2 posts tagged "Andrea Pompilio"
From J.W. Anderson‘s tube tops and frilled shorts (above right) to Meadham Kirchhoff‘s tunics and skirts to Sibling‘s fluffy cotton-candy-pink shorts, London’s up-and-coming designers put some extreme feminine twists on their Fall ’13 menswear collections. But while men (who aren’t Marc Jacobs or Andrej Pejic, that is) may be a little hesitant to jump on the gender-bending bandwagon, it would seem that women are, once again, craving an androgynous edge. The proof? Due to popular demand, menswear designers are creating looks tailored just for the ladies. For instance, as deputy editor Matthew Schneier reported from Pitti Uomo yesterday, Andrea Pompilio sent out nine cross-dressing girls (above left) before allowing his male models to walk the Fall runway. “They ask so many times for very petite sizes for women, so why not do it?” he said after the show. Over in London, E. Tautz‘s Patrick Grant was feeling the same pressure. “We just started a very small line of women’s shirts, which kicked off at the request of one of the stores in Japan—who came to our men’s show and asked if they could have small versions of our men’s shirts,” Grant told British Vogue, hinting that a full-on Savile Row-inspired womenswear range might be in his future (the shirt capsule will be available at Matches.com this spring). Of course, shes dressed like hes isn’t a revolutionary trend (Le Smoking, anyone?), but the overlap of his and hers styles in the men’s collections certainly has our attention. So, are designers pushing us to become a bunch of sexless style-ites? Hardly. But if you’re tempted to walk in the other gender’s shoes, Fall ’13′s menswear will more than afford you the opportunity.

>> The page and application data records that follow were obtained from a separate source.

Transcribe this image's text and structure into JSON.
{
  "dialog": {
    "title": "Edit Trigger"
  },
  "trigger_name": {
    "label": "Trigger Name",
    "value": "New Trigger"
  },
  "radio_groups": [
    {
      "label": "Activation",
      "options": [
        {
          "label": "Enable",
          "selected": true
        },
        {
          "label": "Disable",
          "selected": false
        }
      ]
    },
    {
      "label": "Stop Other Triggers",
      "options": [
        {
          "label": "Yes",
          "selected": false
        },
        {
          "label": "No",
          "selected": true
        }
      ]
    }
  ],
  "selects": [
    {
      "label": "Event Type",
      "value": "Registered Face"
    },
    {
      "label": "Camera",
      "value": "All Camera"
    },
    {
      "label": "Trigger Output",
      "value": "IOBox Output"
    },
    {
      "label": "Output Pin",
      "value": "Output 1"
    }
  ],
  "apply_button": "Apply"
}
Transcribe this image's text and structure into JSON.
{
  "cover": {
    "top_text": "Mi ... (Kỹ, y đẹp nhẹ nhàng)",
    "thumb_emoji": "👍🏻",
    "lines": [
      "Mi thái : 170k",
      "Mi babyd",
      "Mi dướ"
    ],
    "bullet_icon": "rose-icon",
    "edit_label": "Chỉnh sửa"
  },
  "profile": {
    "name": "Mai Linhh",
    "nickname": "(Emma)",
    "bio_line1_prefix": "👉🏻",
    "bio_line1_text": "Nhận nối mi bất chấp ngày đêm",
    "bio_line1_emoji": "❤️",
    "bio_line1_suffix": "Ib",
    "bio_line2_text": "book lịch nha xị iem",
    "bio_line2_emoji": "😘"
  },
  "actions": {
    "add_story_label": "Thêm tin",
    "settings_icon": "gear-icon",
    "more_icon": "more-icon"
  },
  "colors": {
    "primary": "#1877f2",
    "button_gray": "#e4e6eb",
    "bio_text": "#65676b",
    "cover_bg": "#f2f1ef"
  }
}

The economic news from Italy, Pitti Immagine’s ambassadors admitted at a diplomatic lunch mission today, is not good. But they contend they have every reason to be sanguine. The biannual Pitti trade fairs—menswear Pitti Uomo, womenswear Pitti W, children’s Pitti Bimbi, and the textile fair Pitti Filati—draw a more international crowd season after season; for the 83rd fair, to be held January 8-11 of next year, a full 40 percent of the vendors are international.
The big news so far has been the invited guests: Kenzo, which will present the Fall ’13 menswear collection, and Maison Kitsuné, which will stage its first ever show for women’s pre-collection. At lunch, Kenzo designer Humberto Leon and Carol Lim (left) professed their gratitude for the Pitti invitation, even if accepting it means their hectic international schedules, overseeing Kenzo and Opening Ceremony, became that much more hectic. (Leon estimated that he is now on a plane once every five days, with key stops in Florence, Tokyo, Paris, and L.A.) But in their way, Leon and Lim are shaking up the Pitti orthodoxies: They are, Pitti CEO Raffaello Napoleone said with a gasp, showing during the afternoon instead of the usual evening spot.
Kenzo and Kitsuné both hit a sweet spot a hair below the usual designer price point, which is likely no coincidence. “Smart casual is doing well,” Pitti Chairman Gaetano Marzotto announced in his opening remarks, calling out a bright spot in the market. (And adding, to a mostly tie-less crowd, “Like you are dressed now—you in particular.”) But the main-stage designers won’t be the only ones showing at Pitti. Among the other debuts will be Adidas SLVR, G-Star (which will show its latest collection created in collaboration with industrial designer Marc Newson), the returning Pitti veteran Andrea Pompilio, and the adored Japanese line White Mountaineering.